went down an audio rabbithole

Recently I’ve gotten a pair of wired in-ear monitors to avoid wearing bluetooth earphones for long periods of time just in case it contributes to my migraines. I had to use the Apple lightning to 3.5mm jack adapter, and I started wondering if they affected audio quality in any way. Turns out it opens a deep rabbithole into bluetooth vs wired, digital vs analog, DAPs, DACs, ChiFi, 16 bit vs 24 bit, 44khz vs 192khz, etc.

I was never an audiophile and was pretty happy with the original wired earpods that were included with my iphone as it offered a clean sound compared to bass-heavy sounding ones. But I became too curious about whether there’s really a discernible difference between my 192kbps mp3 and a lossless file on a proper audio player. So I’ve gotten my first DAP:

I had to re-rip my existing CDs and now I’m on a nostalgic audio trip.

I really like discovering and reading blogs

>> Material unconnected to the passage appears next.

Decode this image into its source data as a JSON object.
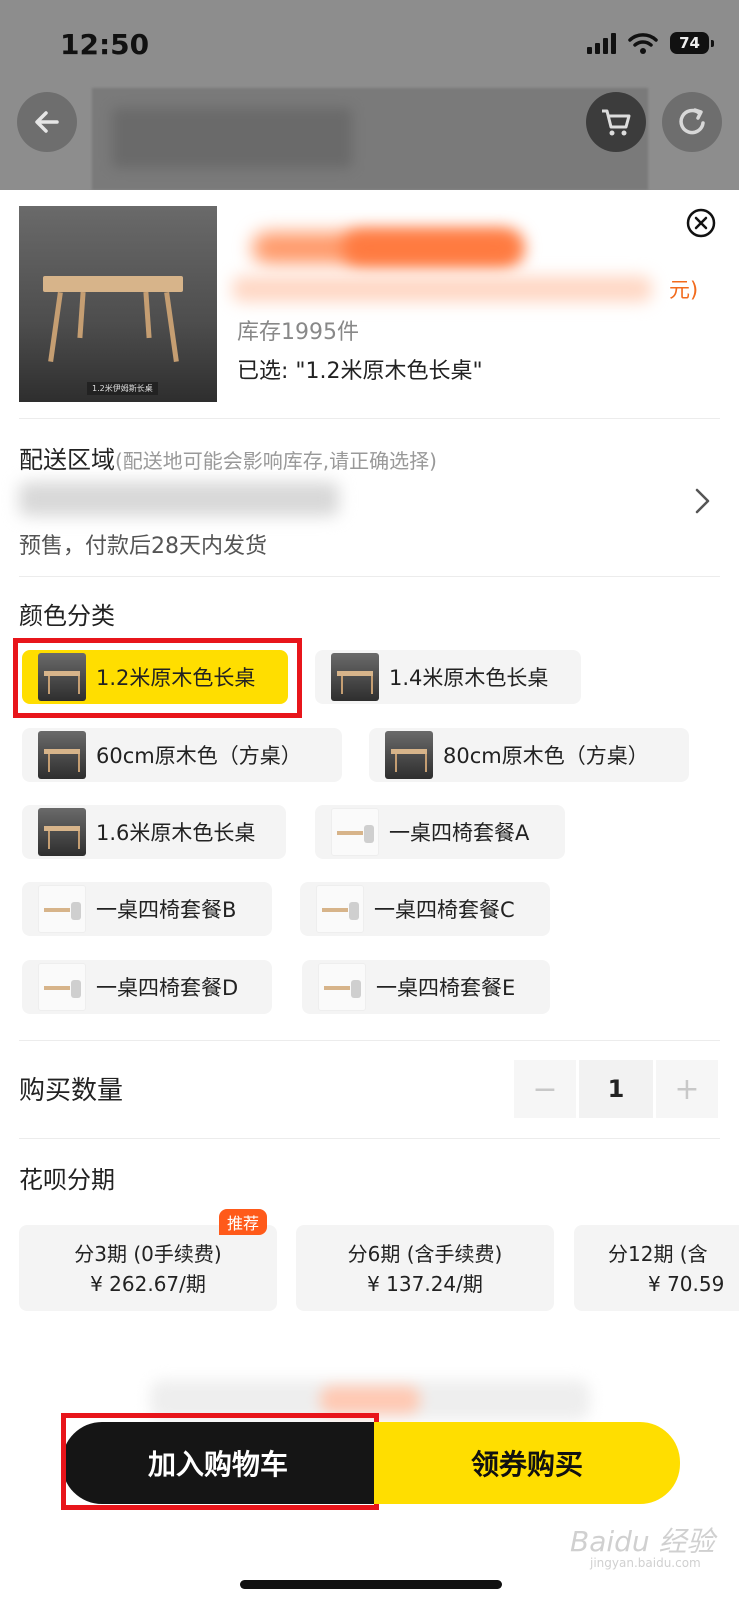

I’ve probably tweeted about this repeatedly but I am sad that a lot of good content is now stuck in facebook/twitter/substack/instagram. They may not make a cohesive browsing experience when you’re trying to get an overview of a person, and a lot of stuff cannot be easily re-surfaced again because they only exist on a fast-moving chronological timeline. I know some people are really good at linking twitter threads, but I still don’t think it is a good browsing experience.

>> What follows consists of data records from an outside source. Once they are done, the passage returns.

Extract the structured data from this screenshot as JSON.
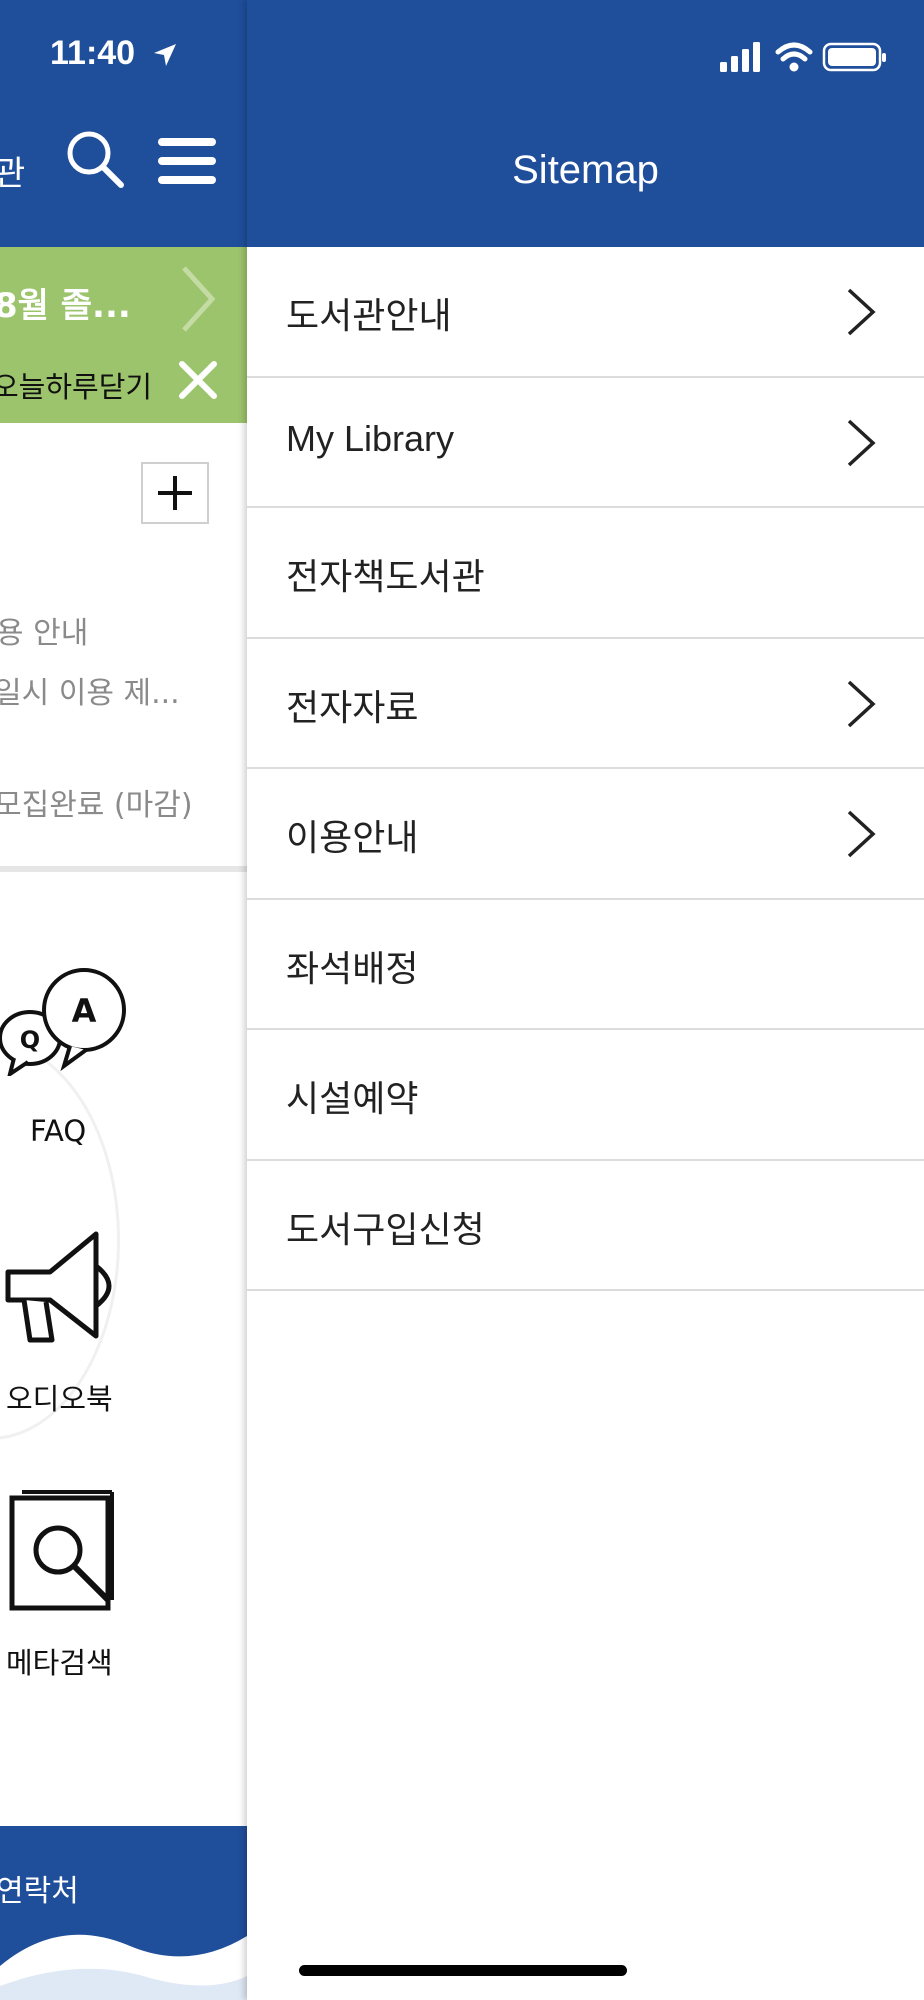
{
  "status_bar": {
    "time": "11:40"
  },
  "background_app": {
    "title_fragment": "관",
    "banner": {
      "title": "8월 졸...",
      "close_today_label": "오늘하루닫기"
    },
    "notices": [
      "용 안내",
      "일시 이용 제...",
      "모집완료 (마감)"
    ],
    "quick_links": [
      {
        "label": "FAQ",
        "icon": "faq-bubbles-icon"
      },
      {
        "label": "오디오북",
        "icon": "megaphone-icon"
      },
      {
        "label": "메타검색",
        "icon": "book-search-icon"
      }
    ],
    "footer_label": "연락처"
  },
  "drawer": {
    "title": "Sitemap",
    "items": [
      {
        "label": "도서관안내",
        "has_submenu": true
      },
      {
        "label": "My Library",
        "has_submenu": true
      },
      {
        "label": "전자책도서관",
        "has_submenu": false
      },
      {
        "label": "전자자료",
        "has_submenu": true
      },
      {
        "label": "이용안내",
        "has_submenu": true
      },
      {
        "label": "좌석배정",
        "has_submenu": false
      },
      {
        "label": "시설예약",
        "has_submenu": false
      },
      {
        "label": "도서구입신청",
        "has_submenu": false
      }
    ]
  },
  "colors": {
    "header_blue": "#1f4e9b",
    "banner_green": "#9cc46c",
    "divider": "#dcdcdc"
  }
}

I saw a comment on my blog today, and of course I went to the authors website. It was delightful to read his blog, and through his posts I discovered another blog that feels just really rich. What do I mean by rich? I guess it is when I scroll through it and it is just so personal, diverse and interesting, even if I am not personally interested in their topics.

I guess I’m finally motivated to start my blogroll.

the views that matter

I was just writing in my last post that most people wouldn’t care what I’m doing with this website. This morning I was browsing my RSS feeds when I saw my name on a subject title. I did a double take, thinking I was half awake. Turns out @adactio linked to that post on his website:

I love reading about how—and why—people tinker with their personal sites. This resonates a lot…Oh, and Winnie, I can testify that having an “on this day” page is well worth it!

It instantly made my day, not just because it is @adactio, but that someone out there resonates with what I’m doing. I am again reminded that it is not the opinion of the crowd that matters.

illustration by @launshae titled "whole"

she drew me this as a surprise gift for our anniversary today. she said there was a hole in her life before I came along, and now she’s whole. also she’s always…

first note

I’m experimenting with a new format on this website while I’ll post shorter form content. Hopefully this will encourage me to post my fleeting thoughts more often without having to overcome the psychological burden of posting long-form that /journal has for me.

I’m also hoping to use this space to save important instagram posts, tweets and other stuff floating around the internet so I can have a coherent overview of my life’s timeline.